* PROBLEM DETAILS
Each record below needs to be copied out exactly as it stands.

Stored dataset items
+++++

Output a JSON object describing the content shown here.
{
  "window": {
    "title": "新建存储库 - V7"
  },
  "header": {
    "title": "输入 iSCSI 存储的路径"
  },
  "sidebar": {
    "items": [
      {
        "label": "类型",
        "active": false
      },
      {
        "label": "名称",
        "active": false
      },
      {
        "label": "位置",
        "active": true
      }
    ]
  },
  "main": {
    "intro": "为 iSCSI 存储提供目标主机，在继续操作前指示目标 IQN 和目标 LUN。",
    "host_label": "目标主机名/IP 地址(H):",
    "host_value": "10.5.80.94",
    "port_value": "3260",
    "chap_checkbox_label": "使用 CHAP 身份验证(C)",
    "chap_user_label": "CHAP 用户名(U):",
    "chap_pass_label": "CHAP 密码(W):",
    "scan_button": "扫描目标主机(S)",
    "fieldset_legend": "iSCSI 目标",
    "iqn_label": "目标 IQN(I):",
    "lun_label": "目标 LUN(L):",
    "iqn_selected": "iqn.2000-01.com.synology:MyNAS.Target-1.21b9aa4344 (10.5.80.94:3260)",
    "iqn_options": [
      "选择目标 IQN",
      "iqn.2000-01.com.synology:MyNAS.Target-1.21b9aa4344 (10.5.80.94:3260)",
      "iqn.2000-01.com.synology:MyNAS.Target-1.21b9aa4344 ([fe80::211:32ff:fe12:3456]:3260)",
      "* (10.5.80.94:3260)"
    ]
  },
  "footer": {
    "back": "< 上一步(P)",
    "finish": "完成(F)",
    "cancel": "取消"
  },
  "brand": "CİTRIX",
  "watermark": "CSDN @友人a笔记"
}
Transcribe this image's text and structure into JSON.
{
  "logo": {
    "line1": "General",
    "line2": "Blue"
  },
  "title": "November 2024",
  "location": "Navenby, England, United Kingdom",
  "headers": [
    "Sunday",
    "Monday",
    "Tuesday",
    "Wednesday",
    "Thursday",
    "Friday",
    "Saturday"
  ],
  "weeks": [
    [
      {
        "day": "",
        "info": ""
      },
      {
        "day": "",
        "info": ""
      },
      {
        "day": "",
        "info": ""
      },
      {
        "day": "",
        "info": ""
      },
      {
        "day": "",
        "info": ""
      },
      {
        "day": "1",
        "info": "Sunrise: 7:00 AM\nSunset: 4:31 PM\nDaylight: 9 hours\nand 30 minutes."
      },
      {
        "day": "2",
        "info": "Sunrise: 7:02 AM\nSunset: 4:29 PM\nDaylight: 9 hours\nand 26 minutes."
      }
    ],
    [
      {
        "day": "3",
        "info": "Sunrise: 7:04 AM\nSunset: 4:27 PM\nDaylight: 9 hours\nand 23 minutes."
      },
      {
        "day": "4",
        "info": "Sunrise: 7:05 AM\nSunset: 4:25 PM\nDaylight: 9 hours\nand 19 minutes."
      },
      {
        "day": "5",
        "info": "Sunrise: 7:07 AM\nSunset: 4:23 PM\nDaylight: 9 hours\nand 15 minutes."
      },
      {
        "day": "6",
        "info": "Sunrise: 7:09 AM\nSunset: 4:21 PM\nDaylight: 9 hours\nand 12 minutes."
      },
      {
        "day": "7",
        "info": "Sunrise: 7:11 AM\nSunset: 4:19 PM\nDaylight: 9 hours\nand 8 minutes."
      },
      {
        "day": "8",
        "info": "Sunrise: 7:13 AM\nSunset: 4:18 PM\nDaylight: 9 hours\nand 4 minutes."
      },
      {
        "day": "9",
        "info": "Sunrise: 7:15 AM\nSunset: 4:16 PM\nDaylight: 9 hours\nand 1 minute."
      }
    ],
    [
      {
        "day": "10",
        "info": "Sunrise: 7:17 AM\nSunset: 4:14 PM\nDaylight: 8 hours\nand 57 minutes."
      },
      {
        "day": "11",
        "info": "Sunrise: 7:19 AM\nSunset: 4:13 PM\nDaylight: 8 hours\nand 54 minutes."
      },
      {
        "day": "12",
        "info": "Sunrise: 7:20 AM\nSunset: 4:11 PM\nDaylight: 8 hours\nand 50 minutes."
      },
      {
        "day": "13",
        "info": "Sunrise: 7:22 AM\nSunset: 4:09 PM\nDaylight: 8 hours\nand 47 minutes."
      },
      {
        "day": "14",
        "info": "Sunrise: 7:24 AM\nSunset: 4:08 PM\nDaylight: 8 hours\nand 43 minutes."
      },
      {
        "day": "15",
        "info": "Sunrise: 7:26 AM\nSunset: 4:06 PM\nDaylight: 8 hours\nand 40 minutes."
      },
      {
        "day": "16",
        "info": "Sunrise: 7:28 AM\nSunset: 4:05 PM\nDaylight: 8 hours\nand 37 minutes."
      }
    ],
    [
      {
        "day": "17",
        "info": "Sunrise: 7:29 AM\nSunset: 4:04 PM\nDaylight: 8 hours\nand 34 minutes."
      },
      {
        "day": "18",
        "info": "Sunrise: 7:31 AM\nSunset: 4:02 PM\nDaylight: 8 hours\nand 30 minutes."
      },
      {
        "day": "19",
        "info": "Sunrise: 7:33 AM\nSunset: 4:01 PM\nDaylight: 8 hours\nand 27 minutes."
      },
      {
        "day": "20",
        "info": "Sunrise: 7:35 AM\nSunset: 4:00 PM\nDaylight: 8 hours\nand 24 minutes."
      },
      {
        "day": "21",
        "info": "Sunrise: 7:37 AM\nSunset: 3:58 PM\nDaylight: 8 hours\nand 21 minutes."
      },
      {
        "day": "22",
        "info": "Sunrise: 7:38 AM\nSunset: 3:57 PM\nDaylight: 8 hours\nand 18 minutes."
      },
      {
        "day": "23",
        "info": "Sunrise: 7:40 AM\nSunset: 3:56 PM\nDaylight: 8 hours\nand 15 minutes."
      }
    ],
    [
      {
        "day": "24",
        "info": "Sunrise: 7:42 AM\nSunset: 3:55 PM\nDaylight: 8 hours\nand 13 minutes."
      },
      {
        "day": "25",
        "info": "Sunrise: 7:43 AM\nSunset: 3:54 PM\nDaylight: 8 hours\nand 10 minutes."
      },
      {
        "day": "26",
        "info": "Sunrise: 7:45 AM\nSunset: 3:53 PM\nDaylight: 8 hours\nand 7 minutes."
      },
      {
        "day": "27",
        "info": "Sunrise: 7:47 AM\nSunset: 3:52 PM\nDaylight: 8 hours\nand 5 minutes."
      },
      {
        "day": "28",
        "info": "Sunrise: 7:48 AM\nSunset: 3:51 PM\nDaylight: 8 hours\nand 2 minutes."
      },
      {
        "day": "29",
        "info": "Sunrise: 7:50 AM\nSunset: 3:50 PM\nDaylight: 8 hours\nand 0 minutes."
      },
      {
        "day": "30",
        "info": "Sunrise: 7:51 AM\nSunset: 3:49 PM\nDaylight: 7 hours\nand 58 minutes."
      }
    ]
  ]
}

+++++

* ANSWER TO THIS TASK
Output a JSON object describing the content shown here.
{
  "window": {
    "title": "新建存储库 - V7"
  },
  "header": {
    "title": "输入 iSCSI 存储的路径"
  },
  "sidebar": {
    "items": [
      {
        "label": "类型",
        "active": false
      },
      {
        "label": "名称",
        "active": false
      },
      {
        "label": "位置",
        "active": true
      }
    ]
  },
  "main": {
    "intro": "为 iSCSI 存储提供目标主机，在继续操作前指示目标 IQN 和目标 LUN。",
    "host_label": "目标主机名/IP 地址(H):",
    "host_value": "10.5.80.94",
    "port_value": "3260",
    "chap_checkbox_label": "使用 CHAP 身份验证(C)",
    "chap_user_label": "CHAP 用户名(U):",
    "chap_pass_label": "CHAP 密码(W):",
    "scan_button": "扫描目标主机(S)",
    "fieldset_legend": "iSCSI 目标",
    "iqn_label": "目标 IQN(I):",
    "lun_label": "目标 LUN(L):",
    "iqn_selected": "iqn.2000-01.com.synology:MyNAS.Target-1.21b9aa4344 (10.5.80.94:3260)",
    "iqn_options": [
      "选择目标 IQN",
      "iqn.2000-01.com.synology:MyNAS.Target-1.21b9aa4344 (10.5.80.94:3260)",
      "iqn.2000-01.com.synology:MyNAS.Target-1.21b9aa4344 ([fe80::211:32ff:fe12:3456]:3260)",
      "* (10.5.80.94:3260)"
    ]
  },
  "footer": {
    "back": "< 上一步(P)",
    "finish": "完成(F)",
    "cancel": "取消"
  },
  "brand": "CİTRIX",
  "watermark": "CSDN @友人a笔记"
}
Transcribe this image's text and structure into JSON.
{
  "logo": {
    "line1": "General",
    "line2": "Blue"
  },
  "title": "November 2024",
  "location": "Navenby, England, United Kingdom",
  "headers": [
    "Sunday",
    "Monday",
    "Tuesday",
    "Wednesday",
    "Thursday",
    "Friday",
    "Saturday"
  ],
  "weeks": [
    [
      {
        "day": "",
        "info": ""
      },
      {
        "day": "",
        "info": ""
      },
      {
        "day": "",
        "info": ""
      },
      {
        "day": "",
        "info": ""
      },
      {
        "day": "",
        "info": ""
      },
      {
        "day": "1",
        "info": "Sunrise: 7:00 AM\nSunset: 4:31 PM\nDaylight: 9 hours\nand 30 minutes."
      },
      {
        "day": "2",
        "info": "Sunrise: 7:02 AM\nSunset: 4:29 PM\nDaylight: 9 hours\nand 26 minutes."
      }
    ],
    [
      {
        "day": "3",
        "info": "Sunrise: 7:04 AM\nSunset: 4:27 PM\nDaylight: 9 hours\nand 23 minutes."
      },
      {
        "day": "4",
        "info": "Sunrise: 7:05 AM\nSunset: 4:25 PM\nDaylight: 9 hours\nand 19 minutes."
      },
      {
        "day": "5",
        "info": "Sunrise: 7:07 AM\nSunset: 4:23 PM\nDaylight: 9 hours\nand 15 minutes."
      },
      {
        "day": "6",
        "info": "Sunrise: 7:09 AM\nSunset: 4:21 PM\nDaylight: 9 hours\nand 12 minutes."
      },
      {
        "day": "7",
        "info": "Sunrise: 7:11 AM\nSunset: 4:19 PM\nDaylight: 9 hours\nand 8 minutes."
      },
      {
        "day": "8",
        "info": "Sunrise: 7:13 AM\nSunset: 4:18 PM\nDaylight: 9 hours\nand 4 minutes."
      },
      {
        "day": "9",
        "info": "Sunrise: 7:15 AM\nSunset: 4:16 PM\nDaylight: 9 hours\nand 1 minute."
      }
    ],
    [
      {
        "day": "10",
        "info": "Sunrise: 7:17 AM\nSunset: 4:14 PM\nDaylight: 8 hours\nand 57 minutes."
      },
      {
        "day": "11",
        "info": "Sunrise: 7:19 AM\nSunset: 4:13 PM\nDaylight: 8 hours\nand 54 minutes."
      },
      {
        "day": "12",
        "info": "Sunrise: 7:20 AM\nSunset: 4:11 PM\nDaylight: 8 hours\nand 50 minutes."
      },
      {
        "day": "13",
        "info": "Sunrise: 7:22 AM\nSunset: 4:09 PM\nDaylight: 8 hours\nand 47 minutes."
      },
      {
        "day": "14",
        "info": "Sunrise: 7:24 AM\nSunset: 4:08 PM\nDaylight: 8 hours\nand 43 minutes."
      },
      {
        "day": "15",
        "info": "Sunrise: 7:26 AM\nSunset: 4:06 PM\nDaylight: 8 hours\nand 40 minutes."
      },
      {
        "day": "16",
        "info": "Sunrise: 7:28 AM\nSunset: 4:05 PM\nDaylight: 8 hours\nand 37 minutes."
      }
    ],
    [
      {
        "day": "17",
        "info": "Sunrise: 7:29 AM\nSunset: 4:04 PM\nDaylight: 8 hours\nand 34 minutes."
      },
      {
        "day": "18",
        "info": "Sunrise: 7:31 AM\nSunset: 4:02 PM\nDaylight: 8 hours\nand 30 minutes."
      },
      {
        "day": "19",
        "info": "Sunrise: 7:33 AM\nSunset: 4:01 PM\nDaylight: 8 hours\nand 27 minutes."
      },
      {
        "day": "20",
        "info": "Sunrise: 7:35 AM\nSunset: 4:00 PM\nDaylight: 8 hours\nand 24 minutes."
      },
      {
        "day": "21",
        "info": "Sunrise: 7:37 AM\nSunset: 3:58 PM\nDaylight: 8 hours\nand 21 minutes."
      },
      {
        "day": "22",
        "info": "Sunrise: 7:38 AM\nSunset: 3:57 PM\nDaylight: 8 hours\nand 18 minutes."
      },
      {
        "day": "23",
        "info": "Sunrise: 7:40 AM\nSunset: 3:56 PM\nDaylight: 8 hours\nand 15 minutes."
      }
    ],
    [
      {
        "day": "24",
        "info": "Sunrise: 7:42 AM\nSunset: 3:55 PM\nDaylight: 8 hours\nand 13 minutes."
      },
      {
        "day": "25",
        "info": "Sunrise: 7:43 AM\nSunset: 3:54 PM\nDaylight: 8 hours\nand 10 minutes."
      },
      {
        "day": "26",
        "info": "Sunrise: 7:45 AM\nSunset: 3:53 PM\nDaylight: 8 hours\nand 7 minutes."
      },
      {
        "day": "27",
        "info": "Sunrise: 7:47 AM\nSunset: 3:52 PM\nDaylight: 8 hours\nand 5 minutes."
      },
      {
        "day": "28",
        "info": "Sunrise: 7:48 AM\nSunset: 3:51 PM\nDaylight: 8 hours\nand 2 minutes."
      },
      {
        "day": "29",
        "info": "Sunrise: 7:50 AM\nSunset: 3:50 PM\nDaylight: 8 hours\nand 0 minutes."
      },
      {
        "day": "30",
        "info": "Sunrise: 7:51 AM\nSunset: 3:49 PM\nDaylight: 7 hours\nand 58 minutes."
      }
    ]
  ]
}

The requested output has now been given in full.